“I’m hopeful the agreement announced today (SegWit plus a 2MB blockchain increase) finally breaks the gridlock. I think everybody using the Bitcoin blockchain and all the companies that have to deal with customers that are using the Bitcoin blockchain see that network is near a breaking point.”

Room to Grow

When Bitcoin first came on the scene in 2009 there were only a few select people who truly understood what is was and what Satoshi Nakamoto was attempting to achieve with it.

Now, the digital currency is known all around the world, is accepted in many shops in various countries and is undertaken as a form of payment for countless day-to-day services. Not only that, but several people have undertaken round-the-world trips only using Bitcoin as a form of payment.

In such a short time, Bitcoin has managed to demonstrate it has real world value, but it also has plenty of room to grow and expand on what it’s doing at the moment. Van Petersen believes that, with time, these developments will appear.

“Volumes are going up, volatility is going down. A lot of people talk about the volatility, but if you are in Zimbabwe or Venezuela, this volatility is nothing.
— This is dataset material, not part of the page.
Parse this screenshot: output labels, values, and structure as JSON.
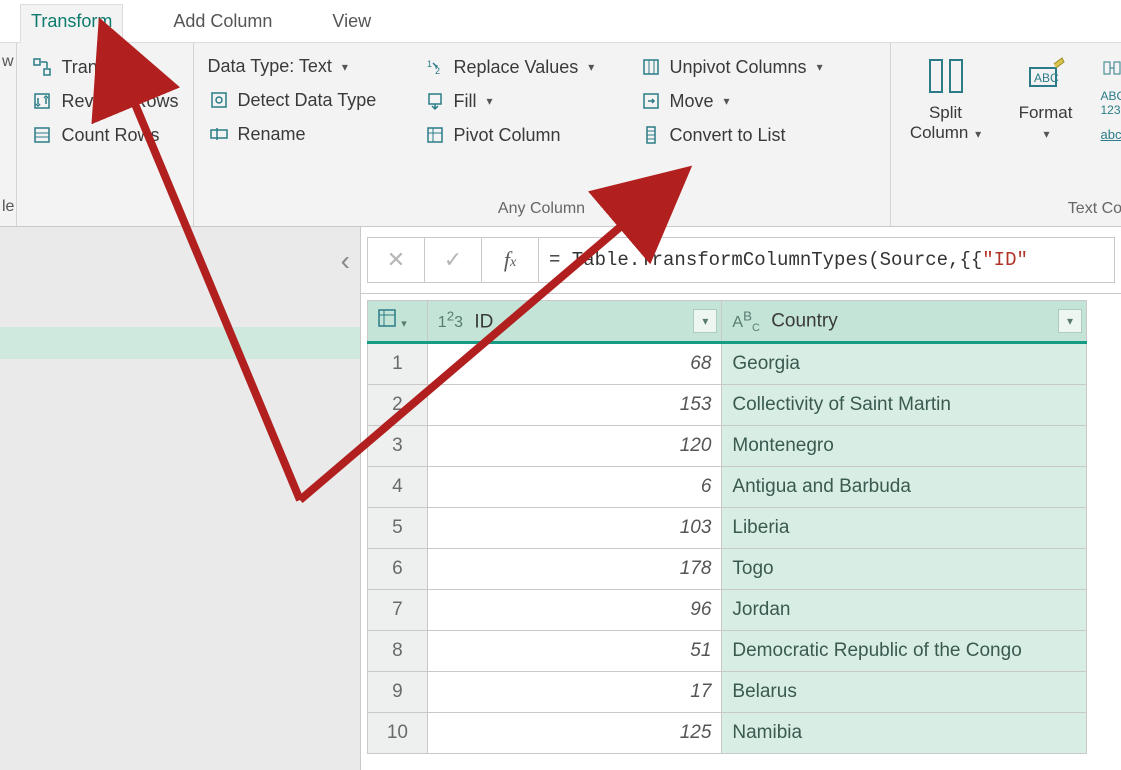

This is the interesting thing to me. I think in the West, a lot of people view it is as speculative, but emerging markets will get it, their needs will be different.”

Growing Risks for Investors?
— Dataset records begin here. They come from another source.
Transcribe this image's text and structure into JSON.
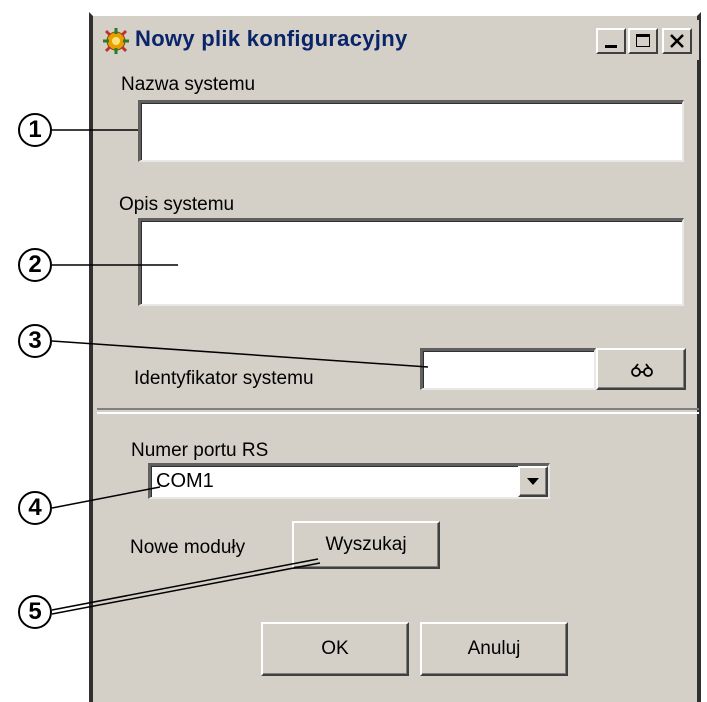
{
  "window": {
    "title": "Nowy plik konfiguracyjny",
    "controls": {
      "minimize": "_",
      "maximize": "□",
      "close": "×"
    }
  },
  "fields": {
    "system_name_label": "Nazwa systemu",
    "system_description_label": "Opis systemu",
    "system_id_label": "Identyfikator systemu"
  },
  "port": {
    "label": "Numer portu RS",
    "selected": "COM1"
  },
  "modules": {
    "label": "Nowe moduły",
    "search_button": "Wyszukaj"
  },
  "buttons": {
    "ok": "OK",
    "cancel": "Anuluj",
    "browse_icon": "binoculars-icon"
  },
  "callouts": [
    "1",
    "2",
    "3",
    "4",
    "5"
  ]
}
Interestingly, while Van Petersen is predicting great things for the future price of Bitcoin, a report from the Nikkei, states that with soaring Bitcoin prices, investors face growing risks.

Unlike investments in assets such as stocks where price-earning ratios and other measures aid investors’ decisions, when it comes to digital currencies there is ‘almost no yardsticks for investment,’ the report states.

It’s not surprising that there have been comparisons to the Dutch tulip bubble in the 17th century, and yet, the buzz around the price of Bitcoin and where it’s heading hasn’t done anything to stem its flow.

It’s because of this that the digital currency community remains excited about the path that the currency is on and what it achieve in 10 years time. Within that time could we be using the currency more easily and freely in shops and how we undertake our day-to-day transactions? Will banks be less relied upon? And just as importantly, will we have reached a solution to the cryptocurrency’s scaling issues by then?

Who knows, but if Bitcoin is to reach $100,000 in the next decade, it would certainly be an exciting time for the digital currency community. So much so, that it may even be worthwhile holding some Bitcoin in a secure wallet to reap the rewards further down the line.

As of the 1 June, 2017, the price of Bitcoin is trading at $2,440.

Featured image from Flickr via tiendientu vietnam.